Source material:
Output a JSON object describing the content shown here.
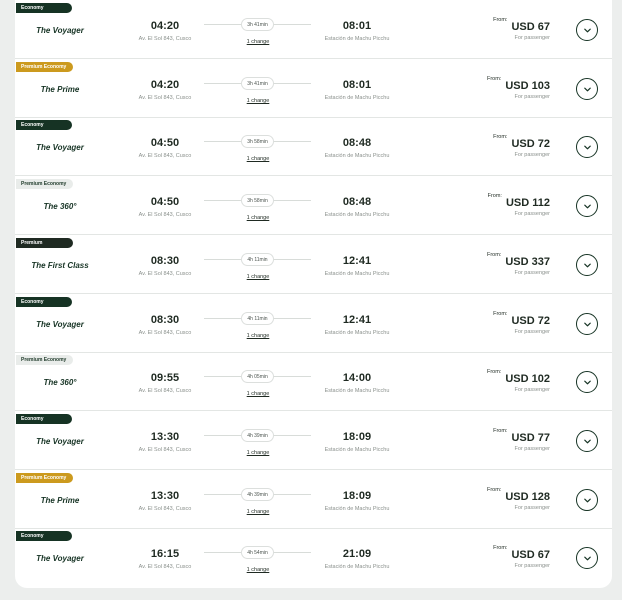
{
  "results": [
    {
      "fare_class": "Economy",
      "badge_style": "economy",
      "train": "The Voyager",
      "departure_time": "04:20",
      "departure_place": "Av. El Sol 843, Cusco",
      "duration": "3h 41min",
      "changes": "1 change",
      "arrival_time": "08:01",
      "arrival_place": "Estación de Machu Picchu",
      "from_label": "From:",
      "price": "USD 67",
      "per_label": "For passenger"
    },
    {
      "fare_class": "Premium Economy",
      "badge_style": "premium-economy",
      "train": "The Prime",
      "departure_time": "04:20",
      "departure_place": "Av. El Sol 843, Cusco",
      "duration": "3h 41min",
      "changes": "1 change",
      "arrival_time": "08:01",
      "arrival_place": "Estación de Machu Picchu",
      "from_label": "From:",
      "price": "USD 103",
      "per_label": "For passenger"
    },
    {
      "fare_class": "Economy",
      "badge_style": "economy",
      "train": "The Voyager",
      "departure_time": "04:50",
      "departure_place": "Av. El Sol 843, Cusco",
      "duration": "3h 58min",
      "changes": "1 change",
      "arrival_time": "08:48",
      "arrival_place": "Estación de Machu Picchu",
      "from_label": "From:",
      "price": "USD 72",
      "per_label": "For passenger"
    },
    {
      "fare_class": "Premium Economy",
      "badge_style": "premium-economy-light",
      "train": "The 360°",
      "departure_time": "04:50",
      "departure_place": "Av. El Sol 843, Cusco",
      "duration": "3h 58min",
      "changes": "1 change",
      "arrival_time": "08:48",
      "arrival_place": "Estación de Machu Picchu",
      "from_label": "From:",
      "price": "USD 112",
      "per_label": "For passenger"
    },
    {
      "fare_class": "Premium",
      "badge_style": "premium",
      "train": "The First Class",
      "departure_time": "08:30",
      "departure_place": "Av. El Sol 843, Cusco",
      "duration": "4h 11min",
      "changes": "1 change",
      "arrival_time": "12:41",
      "arrival_place": "Estación de Machu Picchu",
      "from_label": "From:",
      "price": "USD 337",
      "per_label": "For passenger"
    },
    {
      "fare_class": "Economy",
      "badge_style": "economy",
      "train": "The Voyager",
      "departure_time": "08:30",
      "departure_place": "Av. El Sol 843, Cusco",
      "duration": "4h 11min",
      "changes": "1 change",
      "arrival_time": "12:41",
      "arrival_place": "Estación de Machu Picchu",
      "from_label": "From:",
      "price": "USD 72",
      "per_label": "For passenger"
    },
    {
      "fare_class": "Premium Economy",
      "badge_style": "premium-economy-light",
      "train": "The 360°",
      "departure_time": "09:55",
      "departure_place": "Av. El Sol 843, Cusco",
      "duration": "4h 05min",
      "changes": "1 change",
      "arrival_time": "14:00",
      "arrival_place": "Estación de Machu Picchu",
      "from_label": "From:",
      "price": "USD 102",
      "per_label": "For passenger"
    },
    {
      "fare_class": "Economy",
      "badge_style": "economy",
      "train": "The Voyager",
      "departure_time": "13:30",
      "departure_place": "Av. El Sol 843, Cusco",
      "duration": "4h 39min",
      "changes": "1 change",
      "arrival_time": "18:09",
      "arrival_place": "Estación de Machu Picchu",
      "from_label": "From:",
      "price": "USD 77",
      "per_label": "For passenger"
    },
    {
      "fare_class": "Premium Economy",
      "badge_style": "premium-economy",
      "train": "The Prime",
      "departure_time": "13:30",
      "departure_place": "Av. El Sol 843, Cusco",
      "duration": "4h 39min",
      "changes": "1 change",
      "arrival_time": "18:09",
      "arrival_place": "Estación de Machu Picchu",
      "from_label": "From:",
      "price": "USD 128",
      "per_label": "For passenger"
    },
    {
      "fare_class": "Economy",
      "badge_style": "economy",
      "train": "The Voyager",
      "departure_time": "16:15",
      "departure_place": "Av. El Sol 843, Cusco",
      "duration": "4h 54min",
      "changes": "1 change",
      "arrival_time": "21:09",
      "arrival_place": "Estación de Machu Picchu",
      "from_label": "From:",
      "price": "USD 67",
      "per_label": "For passenger"
    }
  ],
  "colors": {
    "economy": "#163324",
    "premium_economy": "#cc9a1e",
    "premium": "#1f2a22",
    "background": "#eceeed"
  },
  "icons": {
    "expand": "chevron-down-icon"
  }
}
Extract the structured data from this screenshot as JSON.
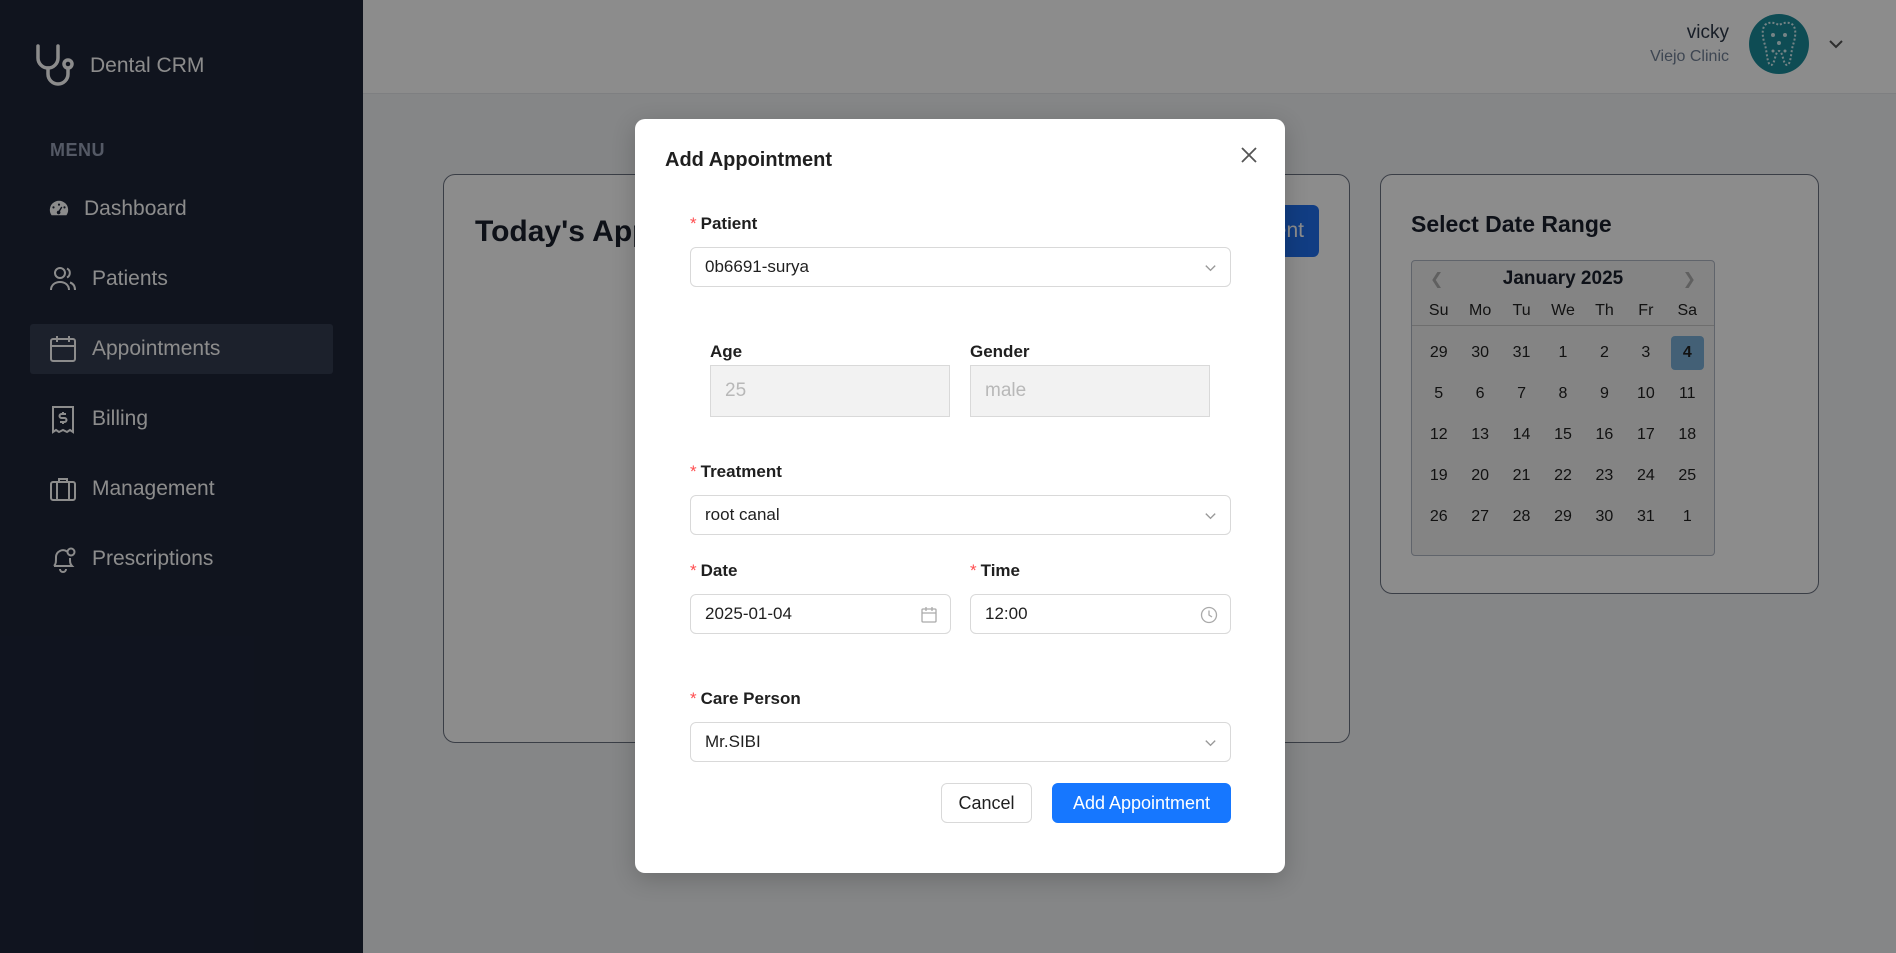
{
  "brand": {
    "name": "Dental CRM",
    "icon": "stethoscope-icon"
  },
  "menu": {
    "title": "MENU",
    "items": [
      {
        "label": "Dashboard",
        "icon": "gauge-icon",
        "active": false
      },
      {
        "label": "Patients",
        "icon": "users-icon",
        "active": false
      },
      {
        "label": "Appointments",
        "icon": "calendar-icon",
        "active": true
      },
      {
        "label": "Billing",
        "icon": "receipt-dollar-icon",
        "active": false
      },
      {
        "label": "Management",
        "icon": "briefcase-icon",
        "active": false
      },
      {
        "label": "Prescriptions",
        "icon": "bell-icon",
        "active": false
      }
    ]
  },
  "header": {
    "user_name": "vicky",
    "clinic": "Viejo Clinic",
    "theme_toggle": "light"
  },
  "appointments_card": {
    "title": "Today's Appointments",
    "add_button": "Add Appointment"
  },
  "date_range": {
    "title": "Select Date Range",
    "month": "January 2025",
    "days_of_week": [
      "Su",
      "Mo",
      "Tu",
      "We",
      "Th",
      "Fr",
      "Sa"
    ],
    "days": [
      "29",
      "30",
      "31",
      "1",
      "2",
      "3",
      "4",
      "5",
      "6",
      "7",
      "8",
      "9",
      "10",
      "11",
      "12",
      "13",
      "14",
      "15",
      "16",
      "17",
      "18",
      "19",
      "20",
      "21",
      "22",
      "23",
      "24",
      "25",
      "26",
      "27",
      "28",
      "29",
      "30",
      "31",
      "1"
    ],
    "selected": "4"
  },
  "modal": {
    "title": "Add Appointment",
    "patient_label": "Patient",
    "patient_value": "0b6691-surya",
    "age_label": "Age",
    "age_value": "25",
    "gender_label": "Gender",
    "gender_value": "male",
    "treatment_label": "Treatment",
    "treatment_value": "root canal",
    "date_label": "Date",
    "date_value": "2025-01-04",
    "time_label": "Time",
    "time_value": "12:00",
    "care_label": "Care Person",
    "care_value": "Mr.SIBI",
    "cancel_label": "Cancel",
    "submit_label": "Add Appointment"
  },
  "colors": {
    "sidebar_bg": "#1e2538",
    "primary": "#1677ff",
    "required": "#ff4d4f"
  }
}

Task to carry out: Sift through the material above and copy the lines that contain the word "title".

Answer section:
    "title": "MENU",
    "title": "Today's Appointments",
    "title": "Select Date Range",
    "title": "Add Appointment",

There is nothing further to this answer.